What is required: Everything in the entries is to be written out exactly, except for the pictures.

Material for this exercise:
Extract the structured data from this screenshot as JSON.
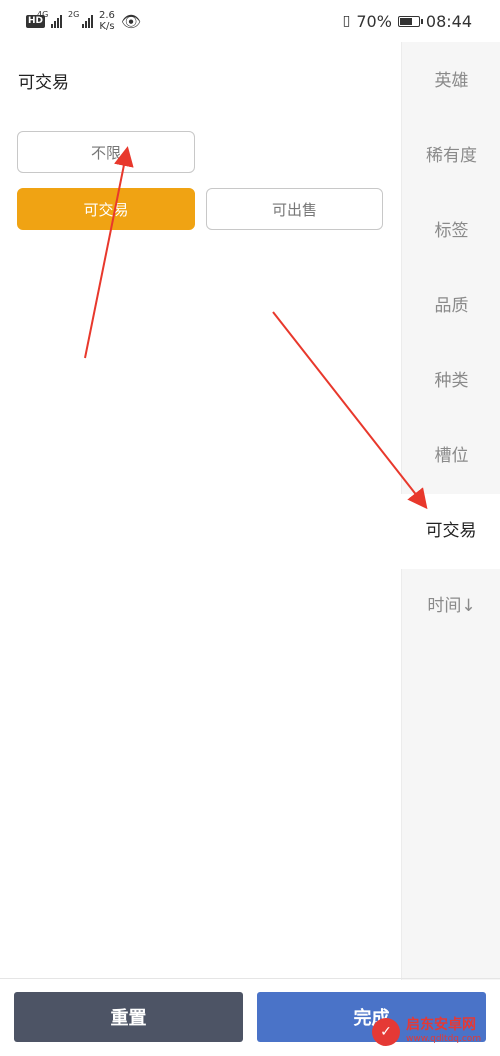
{
  "status_bar": {
    "net1": "4G",
    "net2": "2G",
    "speed_value": "2.6",
    "speed_unit": "K/s",
    "battery_percent_text": "70%",
    "battery_level": 0.7,
    "time": "08:44",
    "hd_label": "HD"
  },
  "filter": {
    "section_title": "可交易",
    "options": [
      {
        "label": "不限",
        "selected": false
      },
      {
        "label": "可交易",
        "selected": true
      },
      {
        "label": "可出售",
        "selected": false
      }
    ]
  },
  "sidebar": {
    "items": [
      {
        "label": "英雄",
        "active": false
      },
      {
        "label": "稀有度",
        "active": false
      },
      {
        "label": "标签",
        "active": false
      },
      {
        "label": "品质",
        "active": false
      },
      {
        "label": "种类",
        "active": false
      },
      {
        "label": "槽位",
        "active": false
      },
      {
        "label": "可交易",
        "active": true
      },
      {
        "label": "时间↓",
        "active": false
      }
    ]
  },
  "footer": {
    "reset_label": "重置",
    "done_label": "完成"
  },
  "watermark": {
    "name": "启东安卓网",
    "url": "www.qdltdq.com"
  },
  "colors": {
    "accent": "#f0a313",
    "reset_button": "#4d5465",
    "done_button": "#4a73c8",
    "annotation": "#e8382c"
  }
}
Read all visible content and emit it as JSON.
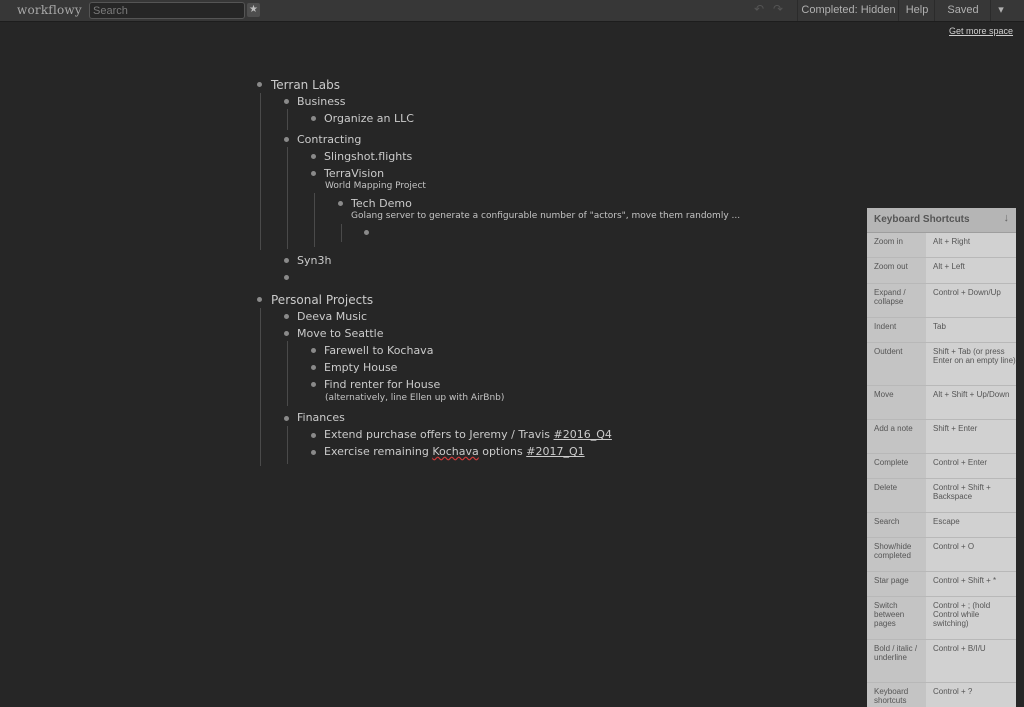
{
  "app": {
    "logo": "workflowy"
  },
  "toolbar": {
    "search_placeholder": "Search",
    "star_icon": "star-icon",
    "undo_icon": "undo-icon",
    "redo_icon": "redo-icon",
    "completed_label": "Completed: Hidden",
    "help_label": "Help",
    "saved_label": "Saved",
    "menu_icon": "▾"
  },
  "get_more_space": "Get more space",
  "outline": {
    "terran_labs": "Terran Labs",
    "business": "Business",
    "organize_llc": "Organize an LLC",
    "contracting": "Contracting",
    "slingshot": "Slingshot.flights",
    "terravision": "TerraVision",
    "terravision_note": "World Mapping Project",
    "tech_demo": "Tech Demo",
    "tech_demo_note": "Golang server to generate a configurable number of \"actors\", move them randomly ...",
    "syn3h": "Syn3h",
    "personal_projects": "Personal Projects",
    "deeva": "Deeva Music",
    "move_seattle": "Move to Seattle",
    "farewell_prefix": "Farewell to ",
    "farewell_word": "Kochava",
    "empty_house": "Empty House",
    "find_renter": "Find renter for House",
    "find_renter_note": "(alternatively, line Ellen up with AirBnb)",
    "finances": "Finances",
    "extend_text": "Extend purchase offers to Jeremy / Travis ",
    "extend_tag": "#2016_Q4",
    "exercise_prefix": "Exercise remaining ",
    "exercise_word": "Kochava",
    "exercise_mid": " options ",
    "exercise_tag": "#2017_Q1"
  },
  "shortcuts": {
    "title": "Keyboard Shortcuts",
    "close_icon": "↓",
    "rows": [
      {
        "action": "Zoom in",
        "keys": "Alt + Right"
      },
      {
        "action": "Zoom out",
        "keys": "Alt + Left"
      },
      {
        "action": "Expand / collapse",
        "keys": "Control + Down/Up"
      },
      {
        "action": "Indent",
        "keys": "Tab"
      },
      {
        "action": "Outdent",
        "keys": "Shift + Tab (or press Enter on an empty line)"
      },
      {
        "action": "Move",
        "keys": "Alt + Shift + Up/Down"
      },
      {
        "action": "Add a note",
        "keys": "Shift + Enter"
      },
      {
        "action": "Complete",
        "keys": "Control + Enter"
      },
      {
        "action": "Delete",
        "keys": "Control + Shift + Backspace"
      },
      {
        "action": "Search",
        "keys": "Escape"
      },
      {
        "action": "Show/hide completed",
        "keys": "Control + O"
      },
      {
        "action": "Star page",
        "keys": "Control + Shift + *"
      },
      {
        "action": "Switch between pages",
        "keys": "Control + ; (hold Control while switching)"
      },
      {
        "action": "Bold / italic / underline",
        "keys": "Control + B/I/U"
      },
      {
        "action": "Keyboard shortcuts",
        "keys": "Control + ?"
      }
    ]
  }
}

Task answer:
Extract the structured data from this screenshot as JSON.
{
  "status_bar": {
    "net1": "4G",
    "net2": "2G",
    "speed_value": "2.6",
    "speed_unit": "K/s",
    "battery_percent_text": "70%",
    "battery_level": 0.7,
    "time": "08:44",
    "hd_label": "HD"
  },
  "filter": {
    "section_title": "可交易",
    "options": [
      {
        "label": "不限",
        "selected": false
      },
      {
        "label": "可交易",
        "selected": true
      },
      {
        "label": "可出售",
        "selected": false
      }
    ]
  },
  "sidebar": {
    "items": [
      {
        "label": "英雄",
        "active": false
      },
      {
        "label": "稀有度",
        "active": false
      },
      {
        "label": "标签",
        "active": false
      },
      {
        "label": "品质",
        "active": false
      },
      {
        "label": "种类",
        "active": false
      },
      {
        "label": "槽位",
        "active": false
      },
      {
        "label": "可交易",
        "active": true
      },
      {
        "label": "时间↓",
        "active": false
      }
    ]
  },
  "footer": {
    "reset_label": "重置",
    "done_label": "完成"
  },
  "watermark": {
    "name": "启东安卓网",
    "url": "www.qdltdq.com"
  },
  "colors": {
    "accent": "#f0a313",
    "reset_button": "#4d5465",
    "done_button": "#4a73c8",
    "annotation": "#e8382c"
  }
}
Read all visible content and emit it as JSON.
{
  "app": {
    "logo": "workflowy"
  },
  "toolbar": {
    "search_placeholder": "Search",
    "star_icon": "star-icon",
    "undo_icon": "undo-icon",
    "redo_icon": "redo-icon",
    "completed_label": "Completed: Hidden",
    "help_label": "Help",
    "saved_label": "Saved",
    "menu_icon": "▾"
  },
  "get_more_space": "Get more space",
  "outline": {
    "terran_labs": "Terran Labs",
    "business": "Business",
    "organize_llc": "Organize an LLC",
    "contracting": "Contracting",
    "slingshot": "Slingshot.flights",
    "terravision": "TerraVision",
    "terravision_note": "World Mapping Project",
    "tech_demo": "Tech Demo",
    "tech_demo_note": "Golang server to generate a configurable number of \"actors\", move them randomly ...",
    "syn3h": "Syn3h",
    "personal_projects": "Personal Projects",
    "deeva": "Deeva Music",
    "move_seattle": "Move to Seattle",
    "farewell_prefix": "Farewell to ",
    "farewell_word": "Kochava",
    "empty_house": "Empty House",
    "find_renter": "Find renter for House",
    "find_renter_note": "(alternatively, line Ellen up with AirBnb)",
    "finances": "Finances",
    "extend_text": "Extend purchase offers to Jeremy / Travis ",
    "extend_tag": "#2016_Q4",
    "exercise_prefix": "Exercise remaining ",
    "exercise_word": "Kochava",
    "exercise_mid": " options ",
    "exercise_tag": "#2017_Q1"
  },
  "shortcuts": {
    "title": "Keyboard Shortcuts",
    "close_icon": "↓",
    "rows": [
      {
        "action": "Zoom in",
        "keys": "Alt + Right"
      },
      {
        "action": "Zoom out",
        "keys": "Alt + Left"
      },
      {
        "action": "Expand / collapse",
        "keys": "Control + Down/Up"
      },
      {
        "action": "Indent",
        "keys": "Tab"
      },
      {
        "action": "Outdent",
        "keys": "Shift + Tab (or press Enter on an empty line)"
      },
      {
        "action": "Move",
        "keys": "Alt + Shift + Up/Down"
      },
      {
        "action": "Add a note",
        "keys": "Shift + Enter"
      },
      {
        "action": "Complete",
        "keys": "Control + Enter"
      },
      {
        "action": "Delete",
        "keys": "Control + Shift + Backspace"
      },
      {
        "action": "Search",
        "keys": "Escape"
      },
      {
        "action": "Show/hide completed",
        "keys": "Control + O"
      },
      {
        "action": "Star page",
        "keys": "Control + Shift + *"
      },
      {
        "action": "Switch between pages",
        "keys": "Control + ; (hold Control while switching)"
      },
      {
        "action": "Bold / italic / underline",
        "keys": "Control + B/I/U"
      },
      {
        "action": "Keyboard shortcuts",
        "keys": "Control + ?"
      }
    ]
  }
}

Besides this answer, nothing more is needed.